SUPPLIED MATERIAL:
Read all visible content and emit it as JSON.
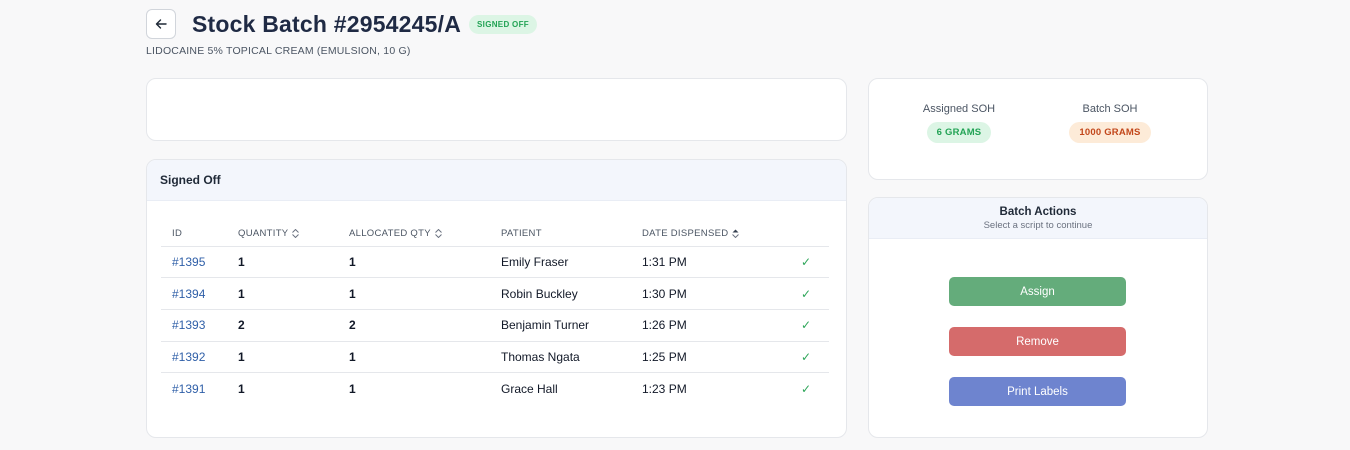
{
  "header": {
    "title": "Stock Batch #2954245/A",
    "status": "SIGNED OFF",
    "subtitle": "LIDOCAINE 5% TOPICAL CREAM (EMULSION, 10 G)"
  },
  "signed_off": {
    "title": "Signed Off",
    "columns": [
      "ID",
      "QUANTITY",
      "ALLOCATED QTY",
      "PATIENT",
      "DATE DISPENSED"
    ],
    "rows": [
      {
        "id": "#1395",
        "quantity": "1",
        "allocated": "1",
        "patient": "Emily Fraser",
        "date": "1:31 PM",
        "check": "✓"
      },
      {
        "id": "#1394",
        "quantity": "1",
        "allocated": "1",
        "patient": "Robin Buckley",
        "date": "1:30 PM",
        "check": "✓"
      },
      {
        "id": "#1393",
        "quantity": "2",
        "allocated": "2",
        "patient": "Benjamin Turner",
        "date": "1:26 PM",
        "check": "✓"
      },
      {
        "id": "#1392",
        "quantity": "1",
        "allocated": "1",
        "patient": "Thomas Ngata",
        "date": "1:25 PM",
        "check": "✓"
      },
      {
        "id": "#1391",
        "quantity": "1",
        "allocated": "1",
        "patient": "Grace Hall",
        "date": "1:23 PM",
        "check": "✓"
      }
    ]
  },
  "soh": {
    "assigned_label": "Assigned SOH",
    "assigned_value": "6 GRAMS",
    "batch_label": "Batch SOH",
    "batch_value": "1000 GRAMS"
  },
  "actions": {
    "title": "Batch Actions",
    "subtitle": "Select a script to continue",
    "assign": "Assign",
    "remove": "Remove",
    "print": "Print Labels"
  },
  "colors": {
    "accent_green": "#64ac7b",
    "accent_red": "#d56b6b",
    "accent_blue": "#6e84cf",
    "link": "#2f5fa8"
  }
}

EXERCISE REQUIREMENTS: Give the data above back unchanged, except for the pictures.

RESULT OF THIS EXERCISE:
Read all visible content and emit it as JSON.
{
  "header": {
    "title": "Stock Batch #2954245/A",
    "status": "SIGNED OFF",
    "subtitle": "LIDOCAINE 5% TOPICAL CREAM (EMULSION, 10 G)"
  },
  "signed_off": {
    "title": "Signed Off",
    "columns": [
      "ID",
      "QUANTITY",
      "ALLOCATED QTY",
      "PATIENT",
      "DATE DISPENSED"
    ],
    "rows": [
      {
        "id": "#1395",
        "quantity": "1",
        "allocated": "1",
        "patient": "Emily Fraser",
        "date": "1:31 PM",
        "check": "✓"
      },
      {
        "id": "#1394",
        "quantity": "1",
        "allocated": "1",
        "patient": "Robin Buckley",
        "date": "1:30 PM",
        "check": "✓"
      },
      {
        "id": "#1393",
        "quantity": "2",
        "allocated": "2",
        "patient": "Benjamin Turner",
        "date": "1:26 PM",
        "check": "✓"
      },
      {
        "id": "#1392",
        "quantity": "1",
        "allocated": "1",
        "patient": "Thomas Ngata",
        "date": "1:25 PM",
        "check": "✓"
      },
      {
        "id": "#1391",
        "quantity": "1",
        "allocated": "1",
        "patient": "Grace Hall",
        "date": "1:23 PM",
        "check": "✓"
      }
    ]
  },
  "soh": {
    "assigned_label": "Assigned SOH",
    "assigned_value": "6 GRAMS",
    "batch_label": "Batch SOH",
    "batch_value": "1000 GRAMS"
  },
  "actions": {
    "title": "Batch Actions",
    "subtitle": "Select a script to continue",
    "assign": "Assign",
    "remove": "Remove",
    "print": "Print Labels"
  },
  "colors": {
    "accent_green": "#64ac7b",
    "accent_red": "#d56b6b",
    "accent_blue": "#6e84cf",
    "link": "#2f5fa8"
  }
}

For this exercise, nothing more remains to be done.